■ What you will do ■
Every entry has to be output exactly, with none skipped.

■ Record excerpts ■
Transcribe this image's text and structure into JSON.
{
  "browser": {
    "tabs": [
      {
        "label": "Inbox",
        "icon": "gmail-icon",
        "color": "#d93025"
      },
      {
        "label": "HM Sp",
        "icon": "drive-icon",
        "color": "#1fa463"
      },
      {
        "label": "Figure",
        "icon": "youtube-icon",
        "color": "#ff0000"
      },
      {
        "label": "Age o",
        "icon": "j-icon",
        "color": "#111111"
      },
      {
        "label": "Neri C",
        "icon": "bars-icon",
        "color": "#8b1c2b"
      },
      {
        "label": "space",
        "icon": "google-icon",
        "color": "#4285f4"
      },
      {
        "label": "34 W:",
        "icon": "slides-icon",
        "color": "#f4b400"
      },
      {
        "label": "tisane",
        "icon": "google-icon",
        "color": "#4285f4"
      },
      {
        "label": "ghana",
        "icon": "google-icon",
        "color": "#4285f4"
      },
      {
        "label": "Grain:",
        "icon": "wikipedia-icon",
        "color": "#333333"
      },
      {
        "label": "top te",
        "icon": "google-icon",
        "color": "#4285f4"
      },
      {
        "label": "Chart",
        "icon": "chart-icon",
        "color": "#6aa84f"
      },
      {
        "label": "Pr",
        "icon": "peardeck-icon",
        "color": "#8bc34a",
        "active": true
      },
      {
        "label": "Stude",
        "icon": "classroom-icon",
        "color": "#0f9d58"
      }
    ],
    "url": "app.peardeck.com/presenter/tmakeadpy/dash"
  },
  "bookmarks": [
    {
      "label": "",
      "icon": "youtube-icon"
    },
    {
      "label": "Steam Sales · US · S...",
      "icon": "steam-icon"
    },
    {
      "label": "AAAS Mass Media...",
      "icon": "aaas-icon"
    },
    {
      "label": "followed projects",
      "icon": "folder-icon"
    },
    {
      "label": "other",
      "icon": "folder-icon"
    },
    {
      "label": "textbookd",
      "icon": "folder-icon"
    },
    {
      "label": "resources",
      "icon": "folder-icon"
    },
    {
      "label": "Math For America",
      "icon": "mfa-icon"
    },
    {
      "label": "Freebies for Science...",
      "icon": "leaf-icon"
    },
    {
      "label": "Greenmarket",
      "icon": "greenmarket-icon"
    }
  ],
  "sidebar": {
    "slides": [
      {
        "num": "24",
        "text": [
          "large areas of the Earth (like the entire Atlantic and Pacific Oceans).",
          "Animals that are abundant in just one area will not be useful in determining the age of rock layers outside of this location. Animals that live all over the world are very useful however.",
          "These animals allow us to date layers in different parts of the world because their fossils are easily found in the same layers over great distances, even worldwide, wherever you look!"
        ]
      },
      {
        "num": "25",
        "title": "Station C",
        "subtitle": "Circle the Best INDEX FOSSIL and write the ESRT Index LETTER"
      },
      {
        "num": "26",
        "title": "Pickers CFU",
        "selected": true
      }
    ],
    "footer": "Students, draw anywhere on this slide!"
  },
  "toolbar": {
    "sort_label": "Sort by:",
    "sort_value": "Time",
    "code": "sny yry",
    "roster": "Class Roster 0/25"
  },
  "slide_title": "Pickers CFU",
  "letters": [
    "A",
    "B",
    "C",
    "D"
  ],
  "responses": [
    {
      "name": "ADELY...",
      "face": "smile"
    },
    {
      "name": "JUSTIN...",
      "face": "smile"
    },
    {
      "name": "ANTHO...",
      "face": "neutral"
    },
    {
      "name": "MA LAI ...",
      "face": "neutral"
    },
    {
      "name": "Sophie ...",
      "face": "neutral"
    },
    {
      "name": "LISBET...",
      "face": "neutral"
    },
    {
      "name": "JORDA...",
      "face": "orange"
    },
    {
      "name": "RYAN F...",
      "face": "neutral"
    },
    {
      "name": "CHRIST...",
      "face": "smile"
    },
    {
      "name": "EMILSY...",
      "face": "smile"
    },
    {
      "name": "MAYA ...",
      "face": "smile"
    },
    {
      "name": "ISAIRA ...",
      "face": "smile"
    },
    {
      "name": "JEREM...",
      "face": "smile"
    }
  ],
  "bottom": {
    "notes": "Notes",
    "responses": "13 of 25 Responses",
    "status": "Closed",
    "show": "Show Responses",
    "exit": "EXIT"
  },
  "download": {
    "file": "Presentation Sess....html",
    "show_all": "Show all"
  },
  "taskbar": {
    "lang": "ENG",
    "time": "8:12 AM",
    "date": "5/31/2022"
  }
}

■ Result of this exercise ■
Transcribe this image's text and structure into JSON.
{
  "browser": {
    "tabs": [
      {
        "label": "Inbox",
        "icon": "gmail-icon",
        "color": "#d93025"
      },
      {
        "label": "HM Sp",
        "icon": "drive-icon",
        "color": "#1fa463"
      },
      {
        "label": "Figure",
        "icon": "youtube-icon",
        "color": "#ff0000"
      },
      {
        "label": "Age o",
        "icon": "j-icon",
        "color": "#111111"
      },
      {
        "label": "Neri C",
        "icon": "bars-icon",
        "color": "#8b1c2b"
      },
      {
        "label": "space",
        "icon": "google-icon",
        "color": "#4285f4"
      },
      {
        "label": "34 W:",
        "icon": "slides-icon",
        "color": "#f4b400"
      },
      {
        "label": "tisane",
        "icon": "google-icon",
        "color": "#4285f4"
      },
      {
        "label": "ghana",
        "icon": "google-icon",
        "color": "#4285f4"
      },
      {
        "label": "Grain:",
        "icon": "wikipedia-icon",
        "color": "#333333"
      },
      {
        "label": "top te",
        "icon": "google-icon",
        "color": "#4285f4"
      },
      {
        "label": "Chart",
        "icon": "chart-icon",
        "color": "#6aa84f"
      },
      {
        "label": "Pr",
        "icon": "peardeck-icon",
        "color": "#8bc34a",
        "active": true
      },
      {
        "label": "Stude",
        "icon": "classroom-icon",
        "color": "#0f9d58"
      }
    ],
    "url": "app.peardeck.com/presenter/tmakeadpy/dash"
  },
  "bookmarks": [
    {
      "label": "",
      "icon": "youtube-icon"
    },
    {
      "label": "Steam Sales · US · S...",
      "icon": "steam-icon"
    },
    {
      "label": "AAAS Mass Media...",
      "icon": "aaas-icon"
    },
    {
      "label": "followed projects",
      "icon": "folder-icon"
    },
    {
      "label": "other",
      "icon": "folder-icon"
    },
    {
      "label": "textbookd",
      "icon": "folder-icon"
    },
    {
      "label": "resources",
      "icon": "folder-icon"
    },
    {
      "label": "Math For America",
      "icon": "mfa-icon"
    },
    {
      "label": "Freebies for Science...",
      "icon": "leaf-icon"
    },
    {
      "label": "Greenmarket",
      "icon": "greenmarket-icon"
    }
  ],
  "sidebar": {
    "slides": [
      {
        "num": "24",
        "text": [
          "large areas of the Earth (like the entire Atlantic and Pacific Oceans).",
          "Animals that are abundant in just one area will not be useful in determining the age of rock layers outside of this location. Animals that live all over the world are very useful however.",
          "These animals allow us to date layers in different parts of the world because their fossils are easily found in the same layers over great distances, even worldwide, wherever you look!"
        ]
      },
      {
        "num": "25",
        "title": "Station C",
        "subtitle": "Circle the Best INDEX FOSSIL and write the ESRT Index LETTER"
      },
      {
        "num": "26",
        "title": "Pickers CFU",
        "selected": true
      }
    ],
    "footer": "Students, draw anywhere on this slide!"
  },
  "toolbar": {
    "sort_label": "Sort by:",
    "sort_value": "Time",
    "code": "sny yry",
    "roster": "Class Roster 0/25"
  },
  "slide_title": "Pickers CFU",
  "letters": [
    "A",
    "B",
    "C",
    "D"
  ],
  "responses": [
    {
      "name": "ADELY...",
      "face": "smile"
    },
    {
      "name": "JUSTIN...",
      "face": "smile"
    },
    {
      "name": "ANTHO...",
      "face": "neutral"
    },
    {
      "name": "MA LAI ...",
      "face": "neutral"
    },
    {
      "name": "Sophie ...",
      "face": "neutral"
    },
    {
      "name": "LISBET...",
      "face": "neutral"
    },
    {
      "name": "JORDA...",
      "face": "orange"
    },
    {
      "name": "RYAN F...",
      "face": "neutral"
    },
    {
      "name": "CHRIST...",
      "face": "smile"
    },
    {
      "name": "EMILSY...",
      "face": "smile"
    },
    {
      "name": "MAYA ...",
      "face": "smile"
    },
    {
      "name": "ISAIRA ...",
      "face": "smile"
    },
    {
      "name": "JEREM...",
      "face": "smile"
    }
  ],
  "bottom": {
    "notes": "Notes",
    "responses": "13 of 25 Responses",
    "status": "Closed",
    "show": "Show Responses",
    "exit": "EXIT"
  },
  "download": {
    "file": "Presentation Sess....html",
    "show_all": "Show all"
  },
  "taskbar": {
    "lang": "ENG",
    "time": "8:12 AM",
    "date": "5/31/2022"
  }
}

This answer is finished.